If there are three different routes to a location, it needs to make a determination on which one of those is really going to be the best route. And routing metrics is a very good way to do that. There are many different ways to calculate a routing metric, and different routing protocols use different methods. That’s because different routing protocols might take different things into account.
The Routing Information Protocol, for instance, uses hop counts. That’s all that it uses. That’s the only determination that it makes to be able to set a metric for what the best route might be.
EIGRP, he used a metric between 0 and 4,294,967,295. There’s a very wide range of metrics that you can have. That is a very granular dynamic routing protocol.
In Windows– in the operating system itself– you will see metrics somewhere between one and 9999. And that’s one of the ways that Windows is able to determine what the best route to a location may be. There’s many different characteristics that may go in to determining what the final metric is in a route.
And here’s an example of some of the more common ones. For Routing Information Protocol and other routing protocols as well, you might look at hop count. One interesting routing metric might be something like the speed of the network. If we know that one particular path is faster than another, then we’ll want to take the one that is the fastest route to our destination.
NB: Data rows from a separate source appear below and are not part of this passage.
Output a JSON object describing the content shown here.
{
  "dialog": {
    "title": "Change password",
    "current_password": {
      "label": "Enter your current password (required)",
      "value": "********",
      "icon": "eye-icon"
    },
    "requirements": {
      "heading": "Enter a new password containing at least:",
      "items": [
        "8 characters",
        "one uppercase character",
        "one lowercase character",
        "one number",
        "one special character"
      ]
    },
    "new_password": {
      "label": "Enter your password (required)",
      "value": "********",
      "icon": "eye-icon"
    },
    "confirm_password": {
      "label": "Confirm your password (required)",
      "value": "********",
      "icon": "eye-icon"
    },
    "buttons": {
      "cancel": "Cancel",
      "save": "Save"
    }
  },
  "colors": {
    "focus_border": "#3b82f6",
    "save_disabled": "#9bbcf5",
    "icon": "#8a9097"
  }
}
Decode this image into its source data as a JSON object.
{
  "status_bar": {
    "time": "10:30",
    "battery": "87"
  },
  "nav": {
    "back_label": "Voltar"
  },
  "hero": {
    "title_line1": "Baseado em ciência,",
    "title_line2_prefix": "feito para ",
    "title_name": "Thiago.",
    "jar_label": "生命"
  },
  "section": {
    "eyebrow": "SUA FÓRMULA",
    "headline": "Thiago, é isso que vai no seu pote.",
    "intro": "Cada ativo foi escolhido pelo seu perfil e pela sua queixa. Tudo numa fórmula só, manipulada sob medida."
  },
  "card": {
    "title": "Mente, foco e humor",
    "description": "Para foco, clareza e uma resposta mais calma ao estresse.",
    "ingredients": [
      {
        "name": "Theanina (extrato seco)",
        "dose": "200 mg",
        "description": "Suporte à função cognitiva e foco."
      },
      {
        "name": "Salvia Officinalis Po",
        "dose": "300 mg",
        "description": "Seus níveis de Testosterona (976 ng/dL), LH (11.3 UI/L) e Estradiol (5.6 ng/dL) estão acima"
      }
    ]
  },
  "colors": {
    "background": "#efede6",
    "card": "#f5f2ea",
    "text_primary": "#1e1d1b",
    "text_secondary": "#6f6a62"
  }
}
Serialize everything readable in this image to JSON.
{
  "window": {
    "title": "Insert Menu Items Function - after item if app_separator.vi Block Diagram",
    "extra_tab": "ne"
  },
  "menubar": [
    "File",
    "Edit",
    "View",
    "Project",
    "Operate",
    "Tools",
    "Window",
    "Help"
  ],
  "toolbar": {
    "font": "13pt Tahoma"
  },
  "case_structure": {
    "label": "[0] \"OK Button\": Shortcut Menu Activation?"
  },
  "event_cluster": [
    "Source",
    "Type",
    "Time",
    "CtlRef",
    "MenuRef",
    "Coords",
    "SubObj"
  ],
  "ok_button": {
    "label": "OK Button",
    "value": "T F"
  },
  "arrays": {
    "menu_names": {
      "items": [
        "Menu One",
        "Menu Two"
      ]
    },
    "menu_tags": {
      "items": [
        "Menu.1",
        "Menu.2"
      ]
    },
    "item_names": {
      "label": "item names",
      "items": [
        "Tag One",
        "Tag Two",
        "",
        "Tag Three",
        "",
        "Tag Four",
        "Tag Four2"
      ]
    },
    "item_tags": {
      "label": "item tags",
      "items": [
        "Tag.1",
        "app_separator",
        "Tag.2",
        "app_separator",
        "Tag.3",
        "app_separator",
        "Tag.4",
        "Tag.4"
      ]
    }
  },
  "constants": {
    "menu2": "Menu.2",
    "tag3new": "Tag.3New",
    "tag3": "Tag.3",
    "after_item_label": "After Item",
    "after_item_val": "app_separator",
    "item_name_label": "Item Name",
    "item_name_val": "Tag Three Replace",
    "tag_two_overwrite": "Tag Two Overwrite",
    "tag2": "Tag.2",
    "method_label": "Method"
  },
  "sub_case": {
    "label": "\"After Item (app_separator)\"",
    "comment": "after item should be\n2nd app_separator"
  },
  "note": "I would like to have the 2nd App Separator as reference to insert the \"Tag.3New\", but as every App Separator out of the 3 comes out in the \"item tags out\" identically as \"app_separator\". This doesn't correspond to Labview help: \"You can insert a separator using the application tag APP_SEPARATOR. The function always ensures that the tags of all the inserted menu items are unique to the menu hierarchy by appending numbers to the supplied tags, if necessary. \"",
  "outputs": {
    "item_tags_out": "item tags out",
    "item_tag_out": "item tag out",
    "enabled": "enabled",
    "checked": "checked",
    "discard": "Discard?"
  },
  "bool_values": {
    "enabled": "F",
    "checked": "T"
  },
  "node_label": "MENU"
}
Another characteristic might be throughput, load, or link utilization. We can take into account just how busy a network might be, and that might help us make a determination on what the better route might be to take for our traffic. Our routing protocols might also consider other things such as MTU or path reliability, or packet loss or latency. That way we can determine how big the packets are that we can put through the network and how likely is it that that traffic is going to get to the other side.
Not all routing protocols examine all of these particular characteristics. Some routing protocols only consider one of these. Some routing protocols consider many different characteristics. So you’ll need to look at the specifics of the dynamic routing protocol to understand how is it making the decision on how to get from point A to point B, and then how is it calculating the metric based on those characteristics.